▶ Work task: Filter these entries down to lines holding "JSON".

━━ Input

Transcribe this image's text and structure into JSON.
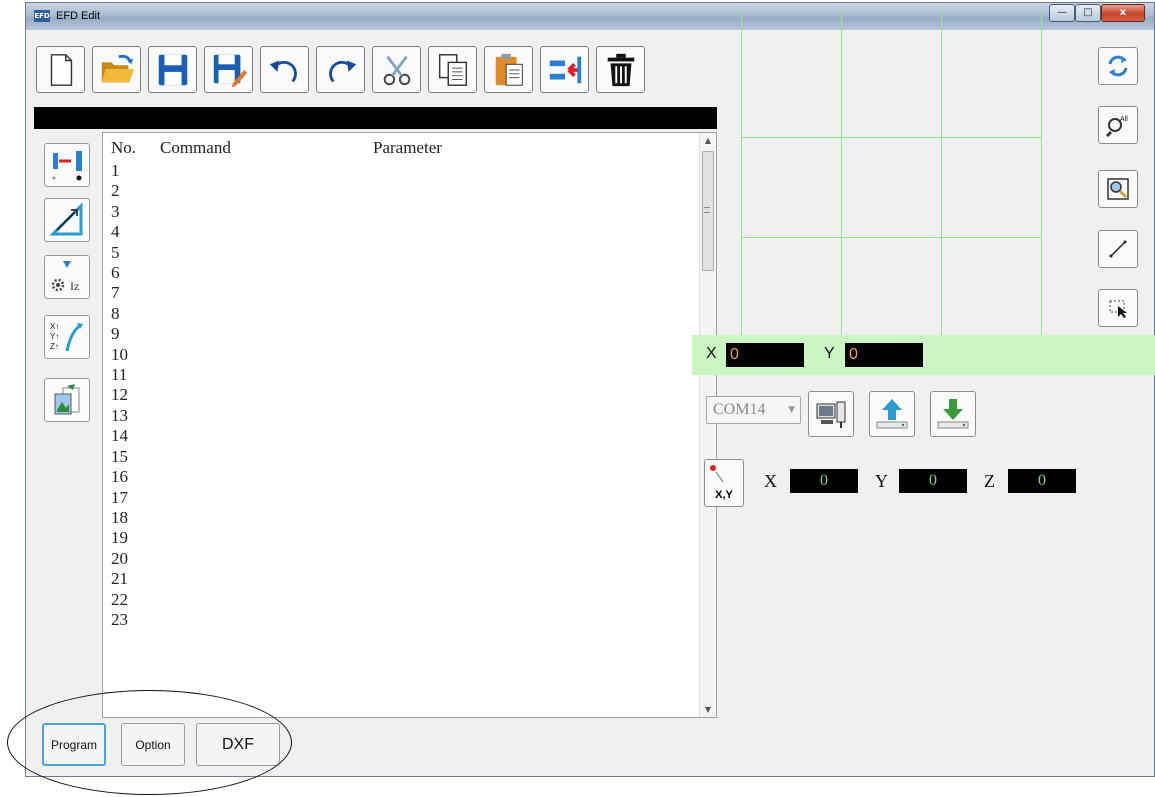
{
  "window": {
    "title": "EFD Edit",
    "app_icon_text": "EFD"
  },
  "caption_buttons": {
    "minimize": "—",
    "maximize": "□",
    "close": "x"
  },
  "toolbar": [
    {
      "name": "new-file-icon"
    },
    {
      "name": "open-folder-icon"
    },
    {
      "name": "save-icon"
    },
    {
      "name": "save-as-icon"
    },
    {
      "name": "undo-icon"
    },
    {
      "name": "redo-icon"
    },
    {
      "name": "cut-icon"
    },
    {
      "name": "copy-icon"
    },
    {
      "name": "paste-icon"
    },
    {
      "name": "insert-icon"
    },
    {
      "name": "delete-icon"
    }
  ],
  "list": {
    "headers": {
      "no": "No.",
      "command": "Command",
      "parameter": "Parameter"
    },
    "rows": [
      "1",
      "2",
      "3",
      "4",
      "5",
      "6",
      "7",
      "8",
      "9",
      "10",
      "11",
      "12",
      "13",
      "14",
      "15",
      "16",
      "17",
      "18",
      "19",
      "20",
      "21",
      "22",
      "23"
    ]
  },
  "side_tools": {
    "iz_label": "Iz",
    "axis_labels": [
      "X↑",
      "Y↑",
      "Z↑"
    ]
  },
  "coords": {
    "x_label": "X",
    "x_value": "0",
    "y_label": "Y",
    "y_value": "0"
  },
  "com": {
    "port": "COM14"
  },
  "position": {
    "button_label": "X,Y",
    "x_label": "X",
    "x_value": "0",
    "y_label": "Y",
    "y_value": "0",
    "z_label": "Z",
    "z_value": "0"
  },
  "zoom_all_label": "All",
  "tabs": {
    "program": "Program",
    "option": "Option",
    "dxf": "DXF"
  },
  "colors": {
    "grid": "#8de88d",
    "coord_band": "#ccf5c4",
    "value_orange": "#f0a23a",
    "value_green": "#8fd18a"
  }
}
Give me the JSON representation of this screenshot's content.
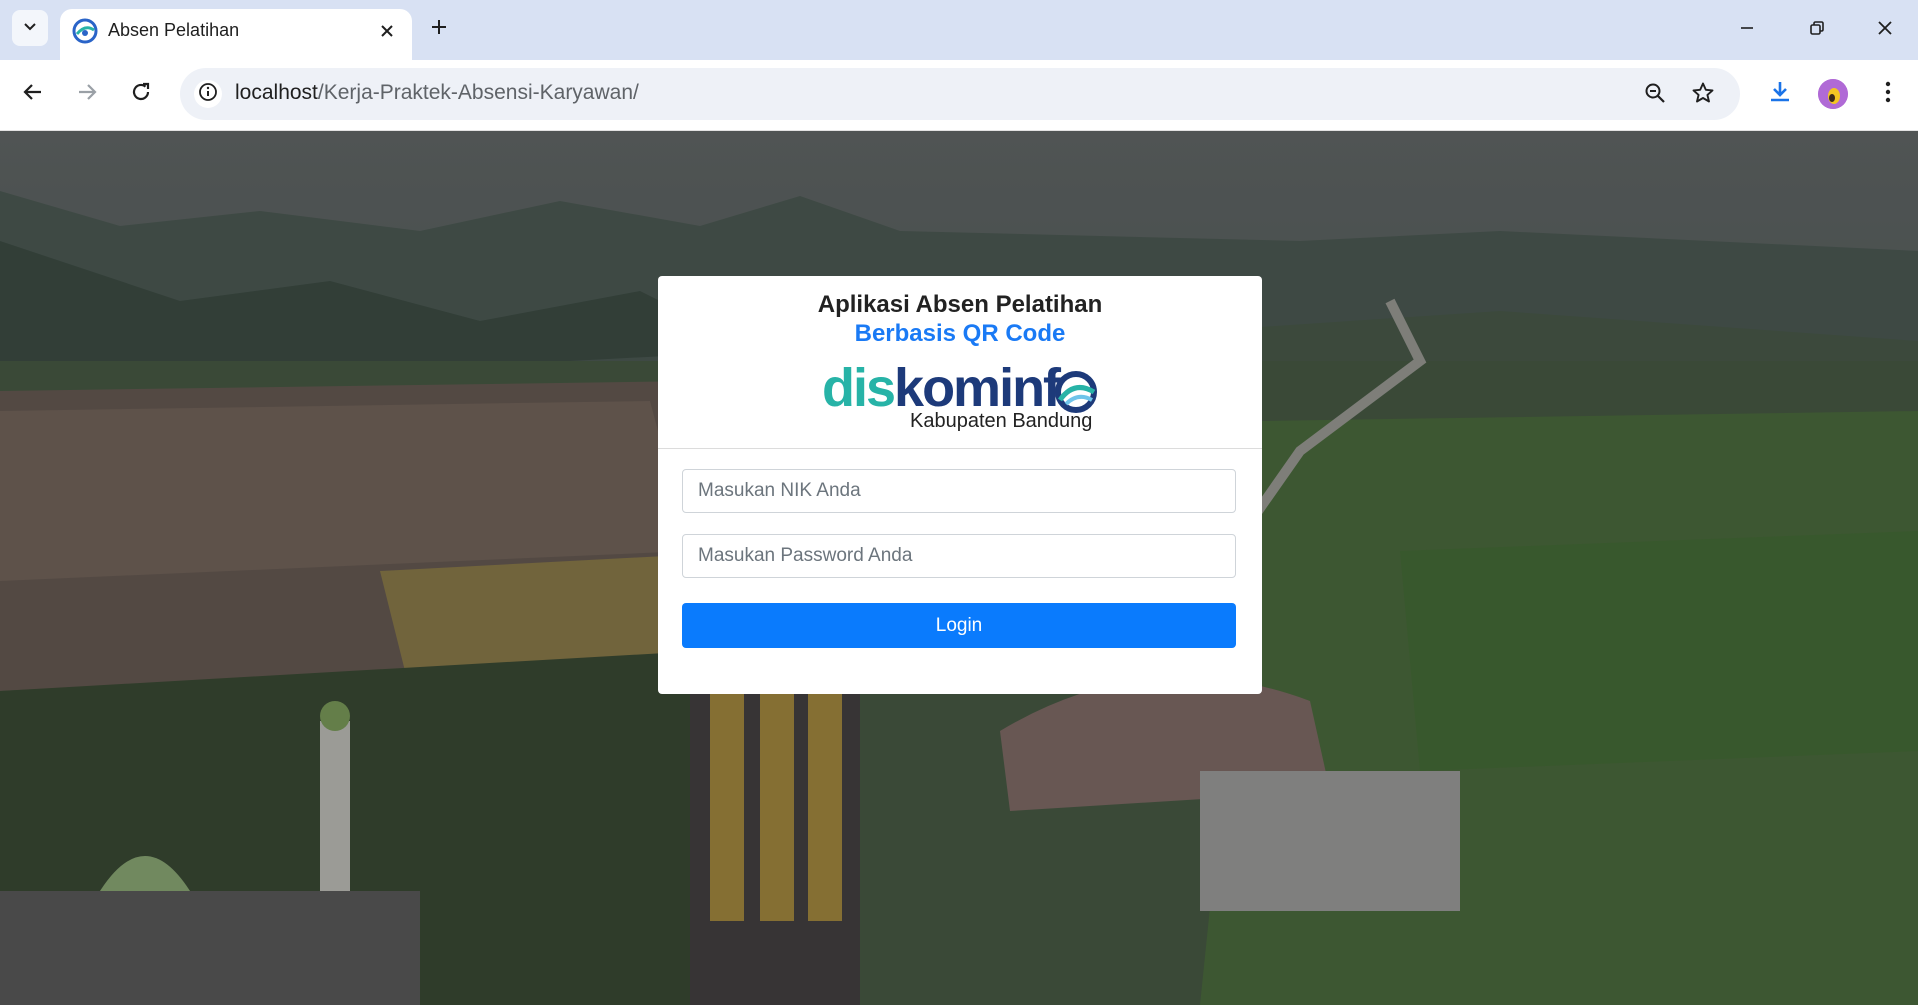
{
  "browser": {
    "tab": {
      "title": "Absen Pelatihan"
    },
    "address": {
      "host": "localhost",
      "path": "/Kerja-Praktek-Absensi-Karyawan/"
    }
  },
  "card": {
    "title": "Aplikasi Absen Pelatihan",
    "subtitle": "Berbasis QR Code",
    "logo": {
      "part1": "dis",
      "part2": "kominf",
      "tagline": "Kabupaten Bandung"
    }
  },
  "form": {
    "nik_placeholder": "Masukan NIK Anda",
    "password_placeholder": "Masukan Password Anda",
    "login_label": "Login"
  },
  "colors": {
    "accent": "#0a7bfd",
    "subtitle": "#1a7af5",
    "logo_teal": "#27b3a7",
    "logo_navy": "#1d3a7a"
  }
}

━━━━

▶ Your solution:
Transcribe this image's text and structure into JSON.
Give me the JSON representation of this screenshot's content.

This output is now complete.